Islam demands that we adorn ourselves with the Divine attributes and manifest qualities of mercy, affection and kindness in our interaction with people, writes EMERITUS PROFESSOR SULEMAN DANGOR.
THE Muslim community is witness to abusive language in the social, print and electronic media on virtually a daily basis. The tragedy is that the majority of those guilty of abusive language are ulama who consider themselves to be inheritors of the prophets and, ironically, continue to remind us to respect them.
In the past, despite strong criticism (justified or unjustified) of non-ulama by the ulama fraternity, it never descended into abusive language. The differences today are:
(a) condescending and insulting words, profanities, derogatory and demeaning language are bandied about without restraint;
(b) the main targets of the abuse are fellow ulama who are perceived as ignorant, misguided, driven by self-interest, hypocritical, compromising etc. and
(c) individuals (including ulama) are maligned and brandied as kaafir, munaafiq, mushrik etc. in particular by the Majlisul Ulama, headed by Moulana Ahmad Sadeq Desai, of Port Elizabeth.
There are several outcomes of this intolerant and disrespectful approach.
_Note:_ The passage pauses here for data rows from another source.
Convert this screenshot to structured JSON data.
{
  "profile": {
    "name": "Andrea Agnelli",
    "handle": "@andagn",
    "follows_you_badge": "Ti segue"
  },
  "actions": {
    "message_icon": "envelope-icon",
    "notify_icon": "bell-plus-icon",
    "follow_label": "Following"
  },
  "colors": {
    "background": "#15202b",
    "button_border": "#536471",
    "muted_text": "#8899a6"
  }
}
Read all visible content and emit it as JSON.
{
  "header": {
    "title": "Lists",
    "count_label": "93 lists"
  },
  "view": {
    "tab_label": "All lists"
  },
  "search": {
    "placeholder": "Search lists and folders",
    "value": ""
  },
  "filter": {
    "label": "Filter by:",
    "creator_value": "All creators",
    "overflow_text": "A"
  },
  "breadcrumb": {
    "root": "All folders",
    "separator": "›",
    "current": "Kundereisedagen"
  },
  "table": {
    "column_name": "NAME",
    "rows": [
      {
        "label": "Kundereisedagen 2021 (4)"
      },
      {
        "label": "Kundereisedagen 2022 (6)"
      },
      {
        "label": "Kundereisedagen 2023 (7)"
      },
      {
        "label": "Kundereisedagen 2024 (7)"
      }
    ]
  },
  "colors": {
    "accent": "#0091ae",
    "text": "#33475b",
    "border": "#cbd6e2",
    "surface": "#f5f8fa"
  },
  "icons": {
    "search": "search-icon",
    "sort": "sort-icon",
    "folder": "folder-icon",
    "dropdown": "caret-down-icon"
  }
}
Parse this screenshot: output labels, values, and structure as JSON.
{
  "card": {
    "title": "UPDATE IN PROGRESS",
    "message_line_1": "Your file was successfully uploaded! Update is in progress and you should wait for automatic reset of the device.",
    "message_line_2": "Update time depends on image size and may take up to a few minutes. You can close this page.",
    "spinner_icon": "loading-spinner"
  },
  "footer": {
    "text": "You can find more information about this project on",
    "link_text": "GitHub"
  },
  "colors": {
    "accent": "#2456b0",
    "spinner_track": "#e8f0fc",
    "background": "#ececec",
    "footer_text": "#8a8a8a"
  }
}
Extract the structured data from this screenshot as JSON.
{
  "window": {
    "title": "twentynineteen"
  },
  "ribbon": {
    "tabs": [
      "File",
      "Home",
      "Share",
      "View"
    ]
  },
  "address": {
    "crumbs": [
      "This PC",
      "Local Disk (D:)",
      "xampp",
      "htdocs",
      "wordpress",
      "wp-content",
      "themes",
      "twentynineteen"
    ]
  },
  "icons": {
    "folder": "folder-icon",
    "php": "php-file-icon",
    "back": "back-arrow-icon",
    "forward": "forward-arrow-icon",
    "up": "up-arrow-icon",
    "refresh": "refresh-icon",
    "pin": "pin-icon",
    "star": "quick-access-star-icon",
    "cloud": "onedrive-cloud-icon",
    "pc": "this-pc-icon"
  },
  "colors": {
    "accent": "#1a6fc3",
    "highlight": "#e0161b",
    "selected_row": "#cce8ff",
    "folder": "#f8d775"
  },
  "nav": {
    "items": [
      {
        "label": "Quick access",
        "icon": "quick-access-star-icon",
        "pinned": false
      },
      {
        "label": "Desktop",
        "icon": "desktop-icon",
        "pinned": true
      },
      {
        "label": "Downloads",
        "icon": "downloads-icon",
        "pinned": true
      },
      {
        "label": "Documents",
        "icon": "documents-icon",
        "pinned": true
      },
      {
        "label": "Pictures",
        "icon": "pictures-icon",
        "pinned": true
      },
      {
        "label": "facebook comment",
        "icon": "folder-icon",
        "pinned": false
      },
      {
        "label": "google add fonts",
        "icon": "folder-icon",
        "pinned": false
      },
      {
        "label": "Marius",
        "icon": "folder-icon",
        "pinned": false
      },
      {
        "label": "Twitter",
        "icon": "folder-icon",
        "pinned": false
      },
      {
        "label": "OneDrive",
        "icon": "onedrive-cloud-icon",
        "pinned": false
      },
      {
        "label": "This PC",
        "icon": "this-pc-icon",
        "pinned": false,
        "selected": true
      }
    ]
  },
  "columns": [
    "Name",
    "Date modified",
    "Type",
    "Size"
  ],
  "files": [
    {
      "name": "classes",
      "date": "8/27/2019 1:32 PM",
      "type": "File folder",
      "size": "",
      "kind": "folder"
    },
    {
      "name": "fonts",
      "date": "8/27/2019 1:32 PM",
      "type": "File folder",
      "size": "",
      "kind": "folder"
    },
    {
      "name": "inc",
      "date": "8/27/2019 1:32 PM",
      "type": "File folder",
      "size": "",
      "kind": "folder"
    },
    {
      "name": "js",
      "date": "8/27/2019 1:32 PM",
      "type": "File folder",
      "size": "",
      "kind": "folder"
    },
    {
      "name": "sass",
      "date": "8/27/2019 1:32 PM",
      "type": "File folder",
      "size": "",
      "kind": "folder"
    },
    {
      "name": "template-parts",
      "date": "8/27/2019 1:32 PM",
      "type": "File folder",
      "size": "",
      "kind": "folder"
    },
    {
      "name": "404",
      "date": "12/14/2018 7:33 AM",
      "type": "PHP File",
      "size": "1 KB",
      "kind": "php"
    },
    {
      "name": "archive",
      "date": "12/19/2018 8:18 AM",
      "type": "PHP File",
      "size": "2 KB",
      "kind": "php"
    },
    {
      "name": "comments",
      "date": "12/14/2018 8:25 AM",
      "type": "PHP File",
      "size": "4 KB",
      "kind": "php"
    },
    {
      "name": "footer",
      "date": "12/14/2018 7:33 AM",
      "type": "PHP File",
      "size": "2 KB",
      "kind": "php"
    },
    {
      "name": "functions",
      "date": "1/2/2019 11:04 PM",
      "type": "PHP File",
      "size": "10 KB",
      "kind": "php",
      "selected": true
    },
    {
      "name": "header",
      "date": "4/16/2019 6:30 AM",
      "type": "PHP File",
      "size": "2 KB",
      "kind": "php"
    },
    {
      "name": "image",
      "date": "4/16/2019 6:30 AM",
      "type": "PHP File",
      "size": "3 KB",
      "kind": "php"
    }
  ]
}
Followers of these self-righteous ulama who consider themselves to be ulama-e-haqq (such as the Wifaqul Ulama) lose respect for all those, including ulama who are branded as ulama-e-su. As a matter of fact, Mufti A K Hoosen has even compiled a list of ulama behind whom salaah is not valid.
Given the above, several shuyukh/ ulama have pleaded for tolerance and respect for differences of opinion. Among them are the late Shaikh Siraj Hendricks, and more recently, Moulana Khalilur Rahman Sajjad Nomani and Moulana Abbas Ali, both of whom visited the country recently.
My article on ‘Etiquette of differences of opinion’, which was based on an interview I had with Shaikh Siraj Hendricks on Channel Islam International was published in an earlier edition of Muslim Views. However, I thought it relevant to cite one passage from that article.
‘The tradition of ikhtilaaf continued in later generations. Scholars discussed issues rationally and not emotionally. Despite massive differences of opinion among them at times, they showed extreme tolerance of other opinions and respect for those who disagreed with them. They did not resort to verbal abuse, mocking, insults, etc. which demonstrate a lack of adab. Shaikh Siraj said that he came across many scholars who were very knowledgeable but lacked basic adab.’
In this article, I will focus on a talk given by Moulana Abbas Ali – currently based in Australia – after his recent visit to South Africa.
He began by expressing the pain he experienced on learning about the attitudes of the leadership of the darul ulums, tabligh jama’ah and the khanqas. He finds it extremely difficult these days in dealing with those who are narrow and petty-minded. He has become so disillusioned at what he discovered in South Africa that he is no longer willing to be associated with the darul ulums, tabligh jama’ah and khanqas which, according to him, have become ‘political institutions’.
Islam demands that we adorn ourselves with the Divine attributes and manifest qualities of mercy, affection and kindness in our interaction with people in general. However, these can only be manifested by those who are humble and not by those who are arrogant, those who act like gods and demi-gods and believe they can never be wrong.
South African Muslims have become so divided into groups and cells that some claim that only theirs is the correct one and the rest are destined for hell, and insist on everyone joining their group and no other. The intolerance, hatred and malice displayed by some of the ulama he came across are astounding. Instead of demonstrating love, mercy and forgiveness, they label people as apostates, deviant etc.
The Prophet (SAW) was never vulgar or obscene and did not throw people out of Islam. The self-righteous ulama whose conduct reflects pride and egotism are not only dividing people but also creating doubt and confusion. True ulama are humble, have love for everyone in their hearts, are compassionate and propagate peace.
While the tabligh jama’ah is close to his heart, he found that their dawah has become routine and lacks spirit. The ijtimas have become festivals, and the major concern is about the number of attendees. Whereas the focus of the khanqah should be on tazkiyyah (purification of the soul), his visit has raised questions in his mind. He also noted that the mureeds (disciples) do not respect anyone else outside their circle.
The squabbling between ‘elders’ (ulama) are driving people to rely on Google, which can prove to be disastrous because they could easily be misled. People should identify credible ulama and take their guidance from them.
This article was edited on March 25, 2023 at 11:30 to correct an error where it referred to Shaikh Seraj Desai instead of Shaikh Seraj Hendricks.